Reproduce all the entries exactly.
· · · · · · ·
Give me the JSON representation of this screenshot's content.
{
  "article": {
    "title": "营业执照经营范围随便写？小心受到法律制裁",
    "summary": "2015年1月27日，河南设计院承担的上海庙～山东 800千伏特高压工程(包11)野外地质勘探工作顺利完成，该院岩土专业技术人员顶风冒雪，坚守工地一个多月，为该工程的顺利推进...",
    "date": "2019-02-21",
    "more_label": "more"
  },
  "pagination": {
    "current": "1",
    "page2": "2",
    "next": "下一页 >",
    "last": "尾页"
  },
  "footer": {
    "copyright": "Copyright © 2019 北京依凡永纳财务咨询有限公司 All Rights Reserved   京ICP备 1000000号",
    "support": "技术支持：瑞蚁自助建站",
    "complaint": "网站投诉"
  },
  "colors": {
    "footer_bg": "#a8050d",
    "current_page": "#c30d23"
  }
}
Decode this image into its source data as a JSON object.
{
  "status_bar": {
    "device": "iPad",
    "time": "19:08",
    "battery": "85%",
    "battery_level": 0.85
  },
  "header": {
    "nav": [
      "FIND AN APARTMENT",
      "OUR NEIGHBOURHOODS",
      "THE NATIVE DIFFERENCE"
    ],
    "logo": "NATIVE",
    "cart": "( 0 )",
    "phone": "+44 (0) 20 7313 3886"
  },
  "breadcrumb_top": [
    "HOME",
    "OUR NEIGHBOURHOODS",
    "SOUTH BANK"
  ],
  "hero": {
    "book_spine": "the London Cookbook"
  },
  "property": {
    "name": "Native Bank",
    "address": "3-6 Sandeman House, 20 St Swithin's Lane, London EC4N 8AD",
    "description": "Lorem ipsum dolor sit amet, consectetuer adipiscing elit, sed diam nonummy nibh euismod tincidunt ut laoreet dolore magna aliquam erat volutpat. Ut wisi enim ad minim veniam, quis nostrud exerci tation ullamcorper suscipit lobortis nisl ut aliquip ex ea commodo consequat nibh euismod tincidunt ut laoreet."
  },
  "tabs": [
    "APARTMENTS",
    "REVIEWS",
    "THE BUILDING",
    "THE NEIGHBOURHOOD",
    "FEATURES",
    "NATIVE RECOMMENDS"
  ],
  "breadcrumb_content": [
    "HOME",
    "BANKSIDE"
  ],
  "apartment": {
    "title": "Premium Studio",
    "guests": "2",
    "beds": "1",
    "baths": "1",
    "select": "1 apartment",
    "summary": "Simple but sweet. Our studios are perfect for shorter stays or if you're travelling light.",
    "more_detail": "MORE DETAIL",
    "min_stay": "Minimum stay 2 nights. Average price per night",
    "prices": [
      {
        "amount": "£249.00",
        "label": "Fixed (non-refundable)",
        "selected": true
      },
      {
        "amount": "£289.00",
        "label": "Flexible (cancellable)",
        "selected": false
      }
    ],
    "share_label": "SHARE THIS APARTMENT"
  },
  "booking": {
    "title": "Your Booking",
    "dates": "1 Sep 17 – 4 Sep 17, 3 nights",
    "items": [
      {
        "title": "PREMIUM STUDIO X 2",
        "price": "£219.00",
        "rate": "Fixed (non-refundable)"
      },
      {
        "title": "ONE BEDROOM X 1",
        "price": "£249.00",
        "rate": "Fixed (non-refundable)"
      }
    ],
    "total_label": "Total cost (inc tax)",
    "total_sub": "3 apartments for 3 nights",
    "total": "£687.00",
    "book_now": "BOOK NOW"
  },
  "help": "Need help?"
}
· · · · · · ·
Result below –
Give me the JSON representation of this screenshot's content.
{
  "article": {
    "title": "营业执照经营范围随便写？小心受到法律制裁",
    "summary": "2015年1月27日，河南设计院承担的上海庙～山东 800千伏特高压工程(包11)野外地质勘探工作顺利完成，该院岩土专业技术人员顶风冒雪，坚守工地一个多月，为该工程的顺利推进...",
    "date": "2019-02-21",
    "more_label": "more"
  },
  "pagination": {
    "current": "1",
    "page2": "2",
    "next": "下一页 >",
    "last": "尾页"
  },
  "footer": {
    "copyright": "Copyright © 2019 北京依凡永纳财务咨询有限公司 All Rights Reserved   京ICP备 1000000号",
    "support": "技术支持：瑞蚁自助建站",
    "complaint": "网站投诉"
  },
  "colors": {
    "footer_bg": "#a8050d",
    "current_page": "#c30d23"
  }
}
Decode this image into its source data as a JSON object.
{
  "status_bar": {
    "device": "iPad",
    "time": "19:08",
    "battery": "85%",
    "battery_level": 0.85
  },
  "header": {
    "nav": [
      "FIND AN APARTMENT",
      "OUR NEIGHBOURHOODS",
      "THE NATIVE DIFFERENCE"
    ],
    "logo": "NATIVE",
    "cart": "( 0 )",
    "phone": "+44 (0) 20 7313 3886"
  },
  "breadcrumb_top": [
    "HOME",
    "OUR NEIGHBOURHOODS",
    "SOUTH BANK"
  ],
  "hero": {
    "book_spine": "the London Cookbook"
  },
  "property": {
    "name": "Native Bank",
    "address": "3-6 Sandeman House, 20 St Swithin's Lane, London EC4N 8AD",
    "description": "Lorem ipsum dolor sit amet, consectetuer adipiscing elit, sed diam nonummy nibh euismod tincidunt ut laoreet dolore magna aliquam erat volutpat. Ut wisi enim ad minim veniam, quis nostrud exerci tation ullamcorper suscipit lobortis nisl ut aliquip ex ea commodo consequat nibh euismod tincidunt ut laoreet."
  },
  "tabs": [
    "APARTMENTS",
    "REVIEWS",
    "THE BUILDING",
    "THE NEIGHBOURHOOD",
    "FEATURES",
    "NATIVE RECOMMENDS"
  ],
  "breadcrumb_content": [
    "HOME",
    "BANKSIDE"
  ],
  "apartment": {
    "title": "Premium Studio",
    "guests": "2",
    "beds": "1",
    "baths": "1",
    "select": "1 apartment",
    "summary": "Simple but sweet. Our studios are perfect for shorter stays or if you're travelling light.",
    "more_detail": "MORE DETAIL",
    "min_stay": "Minimum stay 2 nights. Average price per night",
    "prices": [
      {
        "amount": "£249.00",
        "label": "Fixed (non-refundable)",
        "selected": true
      },
      {
        "amount": "£289.00",
        "label": "Flexible (cancellable)",
        "selected": false
      }
    ],
    "share_label": "SHARE THIS APARTMENT"
  },
  "booking": {
    "title": "Your Booking",
    "dates": "1 Sep 17 – 4 Sep 17, 3 nights",
    "items": [
      {
        "title": "PREMIUM STUDIO X 2",
        "price": "£219.00",
        "rate": "Fixed (non-refundable)"
      },
      {
        "title": "ONE BEDROOM X 1",
        "price": "£249.00",
        "rate": "Fixed (non-refundable)"
      }
    ],
    "total_label": "Total cost (inc tax)",
    "total_sub": "3 apartments for 3 nights",
    "total": "£687.00",
    "book_now": "BOOK NOW"
  },
  "help": "Need help?"
}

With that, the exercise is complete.